THE TASK:
Output the data below in full, byte for byte. Nothing may differ.

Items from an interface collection
--
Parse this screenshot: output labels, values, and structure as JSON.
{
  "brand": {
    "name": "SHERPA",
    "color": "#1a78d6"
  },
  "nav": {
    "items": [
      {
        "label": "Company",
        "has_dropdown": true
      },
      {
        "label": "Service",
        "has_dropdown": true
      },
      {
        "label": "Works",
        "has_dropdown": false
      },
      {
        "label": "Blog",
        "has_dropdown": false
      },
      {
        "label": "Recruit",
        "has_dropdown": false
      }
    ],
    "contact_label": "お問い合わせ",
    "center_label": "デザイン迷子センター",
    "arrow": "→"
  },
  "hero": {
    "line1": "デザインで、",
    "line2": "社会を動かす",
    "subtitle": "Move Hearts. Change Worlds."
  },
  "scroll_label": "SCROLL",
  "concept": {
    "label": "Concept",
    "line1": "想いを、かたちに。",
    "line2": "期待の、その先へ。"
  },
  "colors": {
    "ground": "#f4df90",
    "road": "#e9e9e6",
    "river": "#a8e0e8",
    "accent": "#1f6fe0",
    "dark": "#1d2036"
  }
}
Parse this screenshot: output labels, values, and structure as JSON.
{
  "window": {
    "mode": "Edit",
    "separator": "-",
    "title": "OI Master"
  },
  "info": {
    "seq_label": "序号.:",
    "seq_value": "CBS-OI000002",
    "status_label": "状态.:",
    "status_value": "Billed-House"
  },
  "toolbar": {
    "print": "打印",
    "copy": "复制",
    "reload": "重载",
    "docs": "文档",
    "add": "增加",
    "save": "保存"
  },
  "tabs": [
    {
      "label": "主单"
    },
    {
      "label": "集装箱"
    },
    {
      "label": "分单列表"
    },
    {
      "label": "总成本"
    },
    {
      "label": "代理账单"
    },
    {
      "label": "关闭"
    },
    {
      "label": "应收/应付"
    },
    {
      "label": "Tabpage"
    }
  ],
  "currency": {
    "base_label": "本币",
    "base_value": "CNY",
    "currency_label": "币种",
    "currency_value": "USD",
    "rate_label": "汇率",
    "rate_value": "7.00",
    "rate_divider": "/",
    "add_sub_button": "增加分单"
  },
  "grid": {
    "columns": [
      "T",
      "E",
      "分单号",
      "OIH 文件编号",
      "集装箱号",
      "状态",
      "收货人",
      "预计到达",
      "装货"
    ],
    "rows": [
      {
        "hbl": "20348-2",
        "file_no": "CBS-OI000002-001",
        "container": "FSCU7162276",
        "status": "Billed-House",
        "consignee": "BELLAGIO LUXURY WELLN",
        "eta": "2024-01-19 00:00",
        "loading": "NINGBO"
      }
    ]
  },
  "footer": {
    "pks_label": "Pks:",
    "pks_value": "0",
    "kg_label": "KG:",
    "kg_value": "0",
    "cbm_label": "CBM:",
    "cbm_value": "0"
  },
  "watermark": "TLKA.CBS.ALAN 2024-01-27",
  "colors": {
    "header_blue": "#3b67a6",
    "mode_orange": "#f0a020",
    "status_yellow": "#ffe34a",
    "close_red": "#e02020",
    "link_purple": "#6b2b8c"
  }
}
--
RESULT OF THIS TASK:
Parse this screenshot: output labels, values, and structure as JSON.
{
  "brand": {
    "name": "SHERPA",
    "color": "#1a78d6"
  },
  "nav": {
    "items": [
      {
        "label": "Company",
        "has_dropdown": true
      },
      {
        "label": "Service",
        "has_dropdown": true
      },
      {
        "label": "Works",
        "has_dropdown": false
      },
      {
        "label": "Blog",
        "has_dropdown": false
      },
      {
        "label": "Recruit",
        "has_dropdown": false
      }
    ],
    "contact_label": "お問い合わせ",
    "center_label": "デザイン迷子センター",
    "arrow": "→"
  },
  "hero": {
    "line1": "デザインで、",
    "line2": "社会を動かす",
    "subtitle": "Move Hearts. Change Worlds."
  },
  "scroll_label": "SCROLL",
  "concept": {
    "label": "Concept",
    "line1": "想いを、かたちに。",
    "line2": "期待の、その先へ。"
  },
  "colors": {
    "ground": "#f4df90",
    "road": "#e9e9e6",
    "river": "#a8e0e8",
    "accent": "#1f6fe0",
    "dark": "#1d2036"
  }
}
Parse this screenshot: output labels, values, and structure as JSON.
{
  "window": {
    "mode": "Edit",
    "separator": "-",
    "title": "OI Master"
  },
  "info": {
    "seq_label": "序号.:",
    "seq_value": "CBS-OI000002",
    "status_label": "状态.:",
    "status_value": "Billed-House"
  },
  "toolbar": {
    "print": "打印",
    "copy": "复制",
    "reload": "重载",
    "docs": "文档",
    "add": "增加",
    "save": "保存"
  },
  "tabs": [
    {
      "label": "主单"
    },
    {
      "label": "集装箱"
    },
    {
      "label": "分单列表"
    },
    {
      "label": "总成本"
    },
    {
      "label": "代理账单"
    },
    {
      "label": "关闭"
    },
    {
      "label": "应收/应付"
    },
    {
      "label": "Tabpage"
    }
  ],
  "currency": {
    "base_label": "本币",
    "base_value": "CNY",
    "currency_label": "币种",
    "currency_value": "USD",
    "rate_label": "汇率",
    "rate_value": "7.00",
    "rate_divider": "/",
    "add_sub_button": "增加分单"
  },
  "grid": {
    "columns": [
      "T",
      "E",
      "分单号",
      "OIH 文件编号",
      "集装箱号",
      "状态",
      "收货人",
      "预计到达",
      "装货"
    ],
    "rows": [
      {
        "hbl": "20348-2",
        "file_no": "CBS-OI000002-001",
        "container": "FSCU7162276",
        "status": "Billed-House",
        "consignee": "BELLAGIO LUXURY WELLN",
        "eta": "2024-01-19 00:00",
        "loading": "NINGBO"
      }
    ]
  },
  "footer": {
    "pks_label": "Pks:",
    "pks_value": "0",
    "kg_label": "KG:",
    "kg_value": "0",
    "cbm_label": "CBM:",
    "cbm_value": "0"
  },
  "watermark": "TLKA.CBS.ALAN 2024-01-27",
  "colors": {
    "header_blue": "#3b67a6",
    "mode_orange": "#f0a020",
    "status_yellow": "#ffe34a",
    "close_red": "#e02020",
    "link_purple": "#6b2b8c"
  }
}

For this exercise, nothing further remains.